More and more people are coming to us wanting to renegotiate their relationship with social media. They report feeling out of control and frazzled by the energy spent crafting the perfect comment and monitoring responses. They regret the hours consumed roaming internet rabbit holes and watching clever videos.
Ring any bells?
Facebook is like potato chips.
As humans we have developed a lot of unconscious and automatic mechanisms that serve us well most of the time, but on occasion we can be unwittingly triggered in not so good ways. For example, salt and fat are essential nutrients, but not in party-size bags consumed at night on the couch. Likewise, social media drips luscious chemicals into our brains with a promising ping of connection and novelty. But this promise is unfulfilled when it interrupts a meal with a friend, or escalates into a distraction 24/7.
Facebook and potato chips are designed to hook us into a relationship someone else wants us to have based on their agenda. The saving grace is that we do have a choice. We can consciously decide how these activities do or do not contribute to our well being, and then choose based on our agenda.
What's the impact on your quality of life?

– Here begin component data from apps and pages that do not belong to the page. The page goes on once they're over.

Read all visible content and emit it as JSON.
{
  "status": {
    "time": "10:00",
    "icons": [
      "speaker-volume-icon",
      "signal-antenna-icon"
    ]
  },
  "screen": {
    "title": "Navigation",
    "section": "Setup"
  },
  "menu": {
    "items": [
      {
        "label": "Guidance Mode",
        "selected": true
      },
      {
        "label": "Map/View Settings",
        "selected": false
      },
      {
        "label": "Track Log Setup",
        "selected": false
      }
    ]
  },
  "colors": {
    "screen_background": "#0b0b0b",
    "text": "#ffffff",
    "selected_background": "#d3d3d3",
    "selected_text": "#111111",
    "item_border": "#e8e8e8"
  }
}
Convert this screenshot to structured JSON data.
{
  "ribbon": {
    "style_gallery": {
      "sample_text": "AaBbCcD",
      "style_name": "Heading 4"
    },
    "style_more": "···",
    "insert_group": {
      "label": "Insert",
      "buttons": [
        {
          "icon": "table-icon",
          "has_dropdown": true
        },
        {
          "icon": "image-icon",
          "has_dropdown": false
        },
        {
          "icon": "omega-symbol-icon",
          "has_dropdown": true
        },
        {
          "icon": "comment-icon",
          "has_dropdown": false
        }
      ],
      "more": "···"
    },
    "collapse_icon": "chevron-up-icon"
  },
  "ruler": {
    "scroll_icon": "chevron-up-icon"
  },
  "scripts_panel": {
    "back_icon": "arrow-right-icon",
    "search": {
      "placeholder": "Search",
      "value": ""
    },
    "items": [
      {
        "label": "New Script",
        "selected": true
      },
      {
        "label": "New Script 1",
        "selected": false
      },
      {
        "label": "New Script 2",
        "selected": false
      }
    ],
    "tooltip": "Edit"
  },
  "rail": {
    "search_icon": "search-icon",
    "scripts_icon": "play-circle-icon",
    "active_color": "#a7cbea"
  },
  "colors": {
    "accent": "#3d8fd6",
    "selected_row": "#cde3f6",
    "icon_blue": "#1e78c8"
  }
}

We know a retired woman who lost both her legs, and went on to become a well-respected book review blogger. She spends a lot of time connecting with people online, and it has substantially enriched her world. We also know a couple whose relationship was strained because of all the time spent online versus connecting as a family.
The amount of time you spend on social media should be in proportion to the amount of goodness it brings into your life. Ask yourself, "How life enhancing is the return on my investment of time and energy?"
Consider the opportunity costs. Are there things you are not doing now because of the time you spend on social media, such as:
If you don't already know, track your social media time for a couple of days. Note when you start and when you finish and include the time spent following links and watching videos, as well as how frequently you engage with it (2?, 10?, 50? times a day).
What might you do if you had this time—an hour, or four, or five—to spend on something else, uninterrupted?
Create your own Quality of Life Guidelines.
Inhabit your independence and consciously decide how you want to spend your precious time on earth. This applies to social media, as well as just about all areas of your life. The following strategies will help you figure out your personal guidelines.
~ Take a break. It's good to get a breather from just about everything in your life from time to time, especially social media. Try regularly turning it off for day or two, and on occasion, for a week. This time away will give you a perspective on its impact, and allow you to more easily hit the reset button. We've written about unplugging and electronic Sabbaths in several other essays.
~ Clarify your purpose. By understanding what you really want from social media, you can better determine what to pay attention to, and what to ignore. Once you have honed what is truly important to you, you'll find that you can easily disregard 99% of the other stuff.
If you find your reasons for being on Facebook and the like are to feel less lonely or bored, or to distract yourself from difficult feelings, figure out if you are ready to explore the root causes of those issues. If so, look for support to help you engage with what's really going on.
~ Preset boundaries help. Setting up limits in advance relieves the pressure of having to decide moment to moment what to do. Figure out when, how much time, and other parameters that structure your behavior. For example, we recommend turning off email notifications whenever possible.
~ Find support. This is kind of ironic when it comes to Facebook, right, but really what are friends for? Ask for help in breaking unwanted habits and connecting in more rewarding ways. You might also want to install the various computer programs that will monitor and limit your online behavior.
~ Friend yourself. What would you wish for you if you were your own best friend? What advice and encouragement would you offer? Brainstorm the things you want to do (like the tango!) and be (more relaxed!), and spend your time and energy pursuing those dreams. It is when you are more fully living your life according to your own guidelines that your relationship to social media will most naturally find its place.
Make a list of all the things you love doing and that are important to you. With those priorities in mind, now estimate how much time you actually have for social media each day.
Edit your social media experience so that you are left with only the juiciest, most gratifying connections. Be zealous in your cuts. What do you notice one week after redesigning your social media along these lines?
Ironically electronically yours!
Beth and Eric
This monthly slow essay is from Beth Meredith & Eric Storm of Create The Good Life.
Please pass this along to other interested people. Your feedback is much appreciated.
If you find our work useful or inspiring, consider making a gift via PayPal.